Experts project the spike in DSA’s membership to continue to rise, and why shouldn’t they? Who wouldn’t want (however economically ludicrous it might be) to study at state-of-the-art institutions that are equipped with multi-million dollar research laboratories, studios, and sports facilities without ever paying a penny? Who wouldn’t want to achieve a comfortable standard of living based not on your own income potential, but on leeching off of your neighbors?
Yet what appears most terrifying about the renewed hype for socialism is not its erroneous economic outlook, but the perverse ideologies it espouses that are championed under the banner of social justice, equality, and solidarity. Since its conception, socialism has never been about uplifting underprivileged populations, but playing the victim card to unfairly demand other’s property. If this were untrue, we should expect that socialists raking in large bucks from traveling the country and telling Americans how to live their lives would practice what they preach and start dishing over their income. But where are these people? Unsurprising to the rest of us, they don’t exist because your hard earned cash isn’t up for grabs and others can’t dictate how you spend it. The entire socialist movement is therefore rooted in massive hypocrisy that wants to benefit from capitalism and clench onto individual earnings, while inflicting their policies onto others.
Yet what terrifies me more than a hypocritical movement that can’t figure out basic economics is its reliance on envy. In his book Stealing America, Dinesh D’Souza argues that envy is one of the major vices feeding off of America today. Envy is unlike hostility or lust, as it often festers in our minds and only rarely manifests itself overtly.

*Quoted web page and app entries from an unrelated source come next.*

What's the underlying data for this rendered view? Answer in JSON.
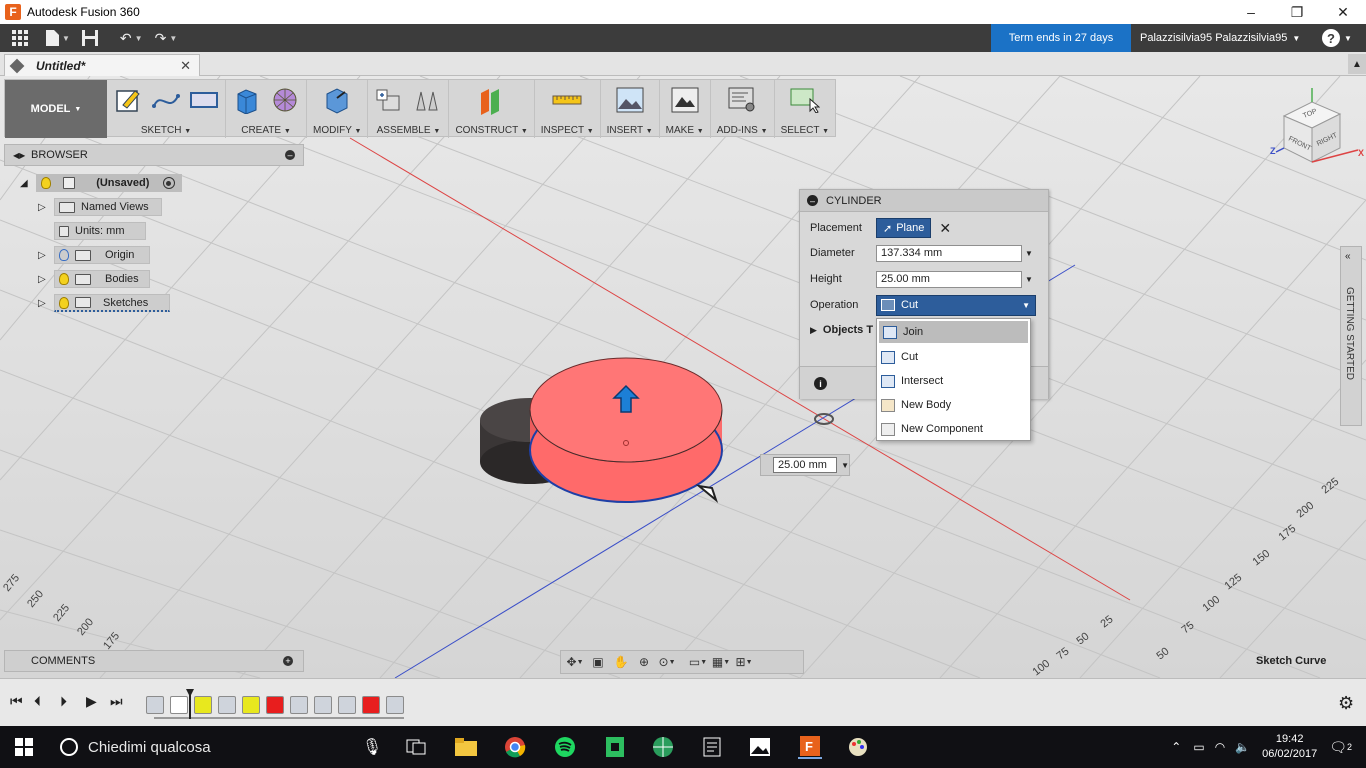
{
  "window": {
    "title": "Autodesk Fusion 360",
    "controls": {
      "minimize": "–",
      "maximize": "❐",
      "close": "✕"
    }
  },
  "qat": {
    "term_notice": "Term ends in 27 days",
    "user_name": "Palazzisilvia95 Palazzisilvia95"
  },
  "document_tab": {
    "title": "Untitled*"
  },
  "toolbar": {
    "workspace": "MODEL",
    "groups": [
      "SKETCH",
      "CREATE",
      "MODIFY",
      "ASSEMBLE",
      "CONSTRUCT",
      "INSPECT",
      "INSERT",
      "MAKE",
      "ADD-INS",
      "SELECT"
    ]
  },
  "browser": {
    "title": "BROWSER",
    "root": "(Unsaved)",
    "named_views": "Named Views",
    "units": "Units: mm",
    "origin": "Origin",
    "bodies": "Bodies",
    "sketches": "Sketches"
  },
  "viewcube": {
    "top": "TOP",
    "front": "FRONT",
    "right": "RIGHT",
    "axis_x": "X",
    "axis_z": "Z"
  },
  "cylinder_dialog": {
    "title": "CYLINDER",
    "placement_label": "Placement",
    "placement_value": "Plane",
    "diameter_label": "Diameter",
    "diameter_value": "137.334 mm",
    "height_label": "Height",
    "height_value": "25.00 mm",
    "operation_label": "Operation",
    "operation_value": "Cut",
    "objects_label": "Objects T",
    "operation_options": [
      "Join",
      "Cut",
      "Intersect",
      "New Body",
      "New Component"
    ]
  },
  "dimension_input": {
    "value": "25.00 mm"
  },
  "side_panel": {
    "getting_started": "GETTING STARTED"
  },
  "comments": {
    "title": "COMMENTS"
  },
  "status": {
    "selection": "Sketch Curve"
  },
  "grid_labels": {
    "right": [
      "225",
      "200",
      "175",
      "150",
      "125",
      "100",
      "75",
      "50",
      "25"
    ],
    "right_lower": [
      "25",
      "50",
      "75",
      "100"
    ],
    "left": [
      "275",
      "250",
      "225",
      "200",
      "175"
    ]
  },
  "taskbar": {
    "search_placeholder": "Chiedimi qualcosa",
    "time": "19:42",
    "date": "06/02/2017",
    "notifications": "2"
  },
  "colors": {
    "accent_blue": "#1b72c6",
    "cylinder_red": "#ff5a5a",
    "selection_blue": "#2d5d9b",
    "timeline_yellow": "#e8e81e",
    "timeline_red": "#e81e1e"
  }
}
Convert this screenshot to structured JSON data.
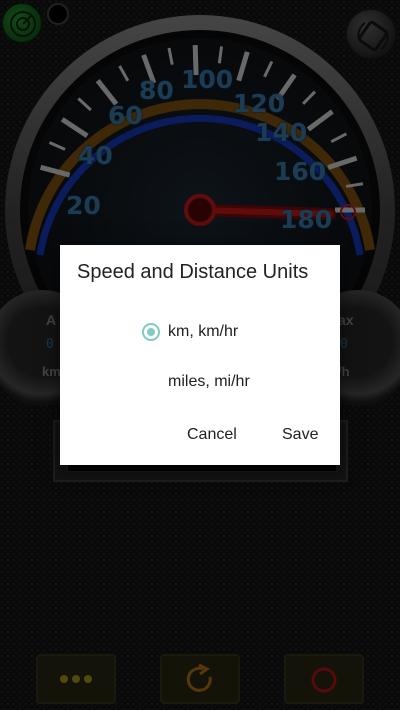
{
  "gauge": {
    "scale_labels": [
      "20",
      "40",
      "60",
      "80",
      "100",
      "120",
      "140",
      "160",
      "180"
    ],
    "needle_value": 180,
    "max_value": 180
  },
  "sub_gauges": {
    "left": {
      "label": "A",
      "unit": "km",
      "digit": "0"
    },
    "right": {
      "label": "ax",
      "unit": "/h",
      "digit": "0"
    }
  },
  "toolbar": {
    "gps_icon": "gps-radar-icon",
    "rotate_icon": "rotate-screen-icon",
    "menu_icon": "more-dots-icon",
    "reset_icon": "refresh-icon",
    "power_icon": "power-icon"
  },
  "dialog": {
    "title": "Speed and Distance Units",
    "options": [
      {
        "label": "km, km/hr",
        "selected": true
      },
      {
        "label": "miles, mi/hr",
        "selected": false
      }
    ],
    "cancel_label": "Cancel",
    "save_label": "Save"
  },
  "colors": {
    "gauge_ring": "#1a3fd1",
    "needle": "#d81b1b",
    "label": "#3f85b8",
    "radio_accent": "#80cbc4",
    "button_yellow": "#b7a21c",
    "reset_orange": "#c47a12",
    "power_red": "#c21818"
  }
}
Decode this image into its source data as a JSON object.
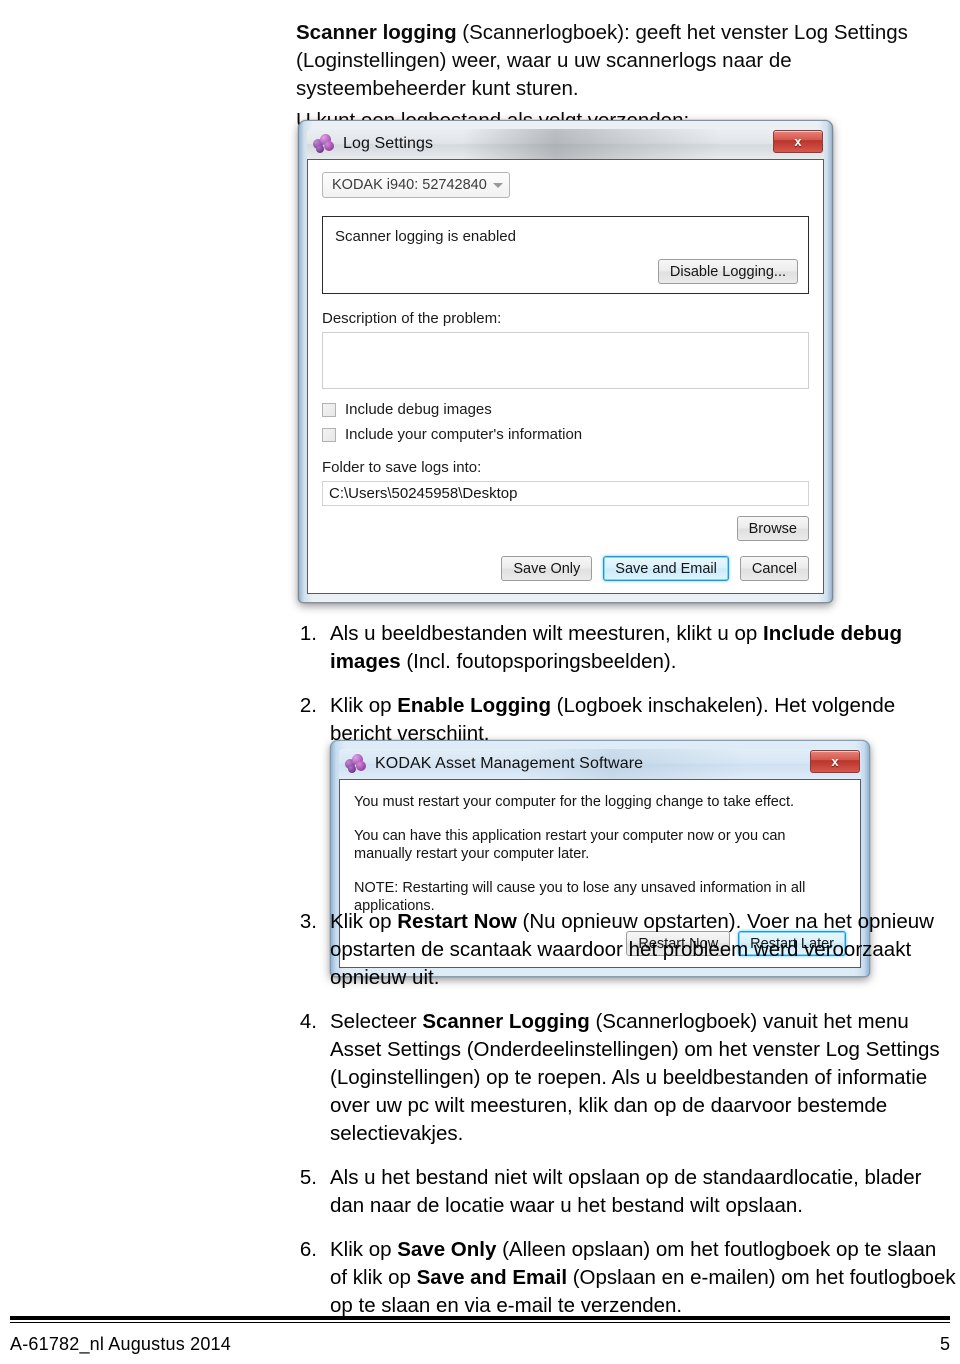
{
  "document": {
    "intro": {
      "scanner_logging_bold": "Scanner logging",
      "scanner_logging_rest": " (Scannerlogboek): geeft het venster Log Settings (Loginstellingen) weer, waar u uw scannerlogs naar de systeembeheerder kunt sturen.",
      "send_log": "U kunt een logbestand als volgt verzenden:"
    },
    "steps_top": [
      {
        "number": "1.",
        "text_before": "Als u beeldbestanden wilt meesturen, klikt u op ",
        "bold": "Include debug images",
        "text_after": " (Incl. foutopsporingsbeelden)."
      },
      {
        "number": "2.",
        "text_before": "Klik op ",
        "bold": "Enable Logging",
        "text_after": " (Logboek inschakelen). Het volgende bericht verschijnt."
      }
    ],
    "steps_bottom": [
      {
        "number": "3.",
        "text_before": "Klik op ",
        "bold": "Restart Now",
        "text_after": " (Nu opnieuw opstarten). Voer na het opnieuw opstarten de scantaak waardoor het probleem werd veroorzaakt opnieuw uit."
      },
      {
        "number": "4.",
        "text_before": "Selecteer ",
        "bold": "Scanner Logging",
        "text_after": " (Scannerlogboek) vanuit het menu Asset Settings (Onderdeelinstellingen) om het venster Log Settings (Loginstellingen) op te roepen. Als u beeldbestanden of informatie over uw pc wilt meesturen, klik dan op de daarvoor bestemde selectievakjes."
      },
      {
        "number": "5.",
        "text_before": "Als u het bestand niet wilt opslaan op de standaardlocatie, blader dan naar de locatie waar u het bestand wilt opslaan.",
        "bold": "",
        "text_after": ""
      },
      {
        "number": "6.",
        "text_before": "Klik op ",
        "bold": "Save Only",
        "text_mid": " (Alleen opslaan) om het foutlogboek op te slaan of klik op ",
        "bold2": "Save and Email",
        "text_after": " (Opslaan en e-mailen) om het foutlogboek op te slaan en via e-mail te verzenden."
      }
    ],
    "footer": {
      "left": "A-61782_nl  Augustus 2014",
      "page_number": "5"
    }
  },
  "log_settings_dialog": {
    "title": "Log Settings",
    "icon": "kodak-spheres-icon",
    "close_label": "x",
    "scanner_select": {
      "value": "KODAK i940: 52742840"
    },
    "status_group": {
      "status_text": "Scanner logging is enabled",
      "toggle_button": "Disable Logging..."
    },
    "description_label": "Description of the problem:",
    "description_value": "",
    "checkboxes": [
      {
        "label": "Include debug images",
        "checked": false
      },
      {
        "label": "Include your computer's information",
        "checked": false
      }
    ],
    "folder_label": "Folder to save logs into:",
    "folder_value": "C:\\Users\\50245958\\Desktop",
    "browse_button": "Browse",
    "buttons": [
      {
        "label": "Save Only",
        "default": false
      },
      {
        "label": "Save and Email",
        "default": true
      },
      {
        "label": "Cancel",
        "default": false
      }
    ]
  },
  "restart_dialog": {
    "title": "KODAK Asset Management Software",
    "icon": "kodak-spheres-icon",
    "close_label": "x",
    "lines": [
      "You must restart your computer for the logging change to take effect.",
      "You can have this application restart your computer now or you can manually restart your computer later.",
      "NOTE: Restarting will cause you to lose any unsaved information in all applications."
    ],
    "buttons": [
      {
        "label": "Restart Now",
        "default": false
      },
      {
        "label": "Restart Later",
        "default": true
      }
    ]
  },
  "colors": {
    "close_red": "#c0392b",
    "focus_blue": "#1a9bd7",
    "icon_purple": "#8e2f9e"
  }
}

But what makes envy especially toxic is that it generates a sense of insecurity that doesn’t desire to uplift one’s social or economic position, but to drag others down to your own way of life. Envy doesn’t fuel a passion to turn the car into full gear until you make that six figure salary, land that dream job, or nurture meaningful relationships. It rather assumes that if I’m unhappy, everyone must be unhappy. If my salary is $50,000, everyone must be making $50,000. If some kids get their diploma without taking a hit to the bank, than so should I.
To this day, I fail to understand the allurement attached to the socialist movement because I was raised to appreciate our country’s recognition of hard work, vision and resiliency. I started a piggy-bank in first grade, which I used to collect loose change that would someday contribute to my college fund. I studied around the clock to earn the grades needed to land generous college scholarships and afford rigorous, private education. I understood from a very young age that I could mold my future by being a product of my choices and not a victim.
But I’m afraid we live in a society that doesn’t believe in choices. We worship entitlement, and the drastic rise within the DSA proves just that. The resurgence of socialism is naturally disconcerting. Given its desire to catalytically restructure the United States, socialism far exceeds fundamental differences in policy; it touches upon the cornerstone of morality. It is therefore up to us to decide what values are going to guide the moral compass of future generations. And I pray that we might be a society who knows how to give and not take, earn and not steal, acquire and not demand, and dream and not disdain.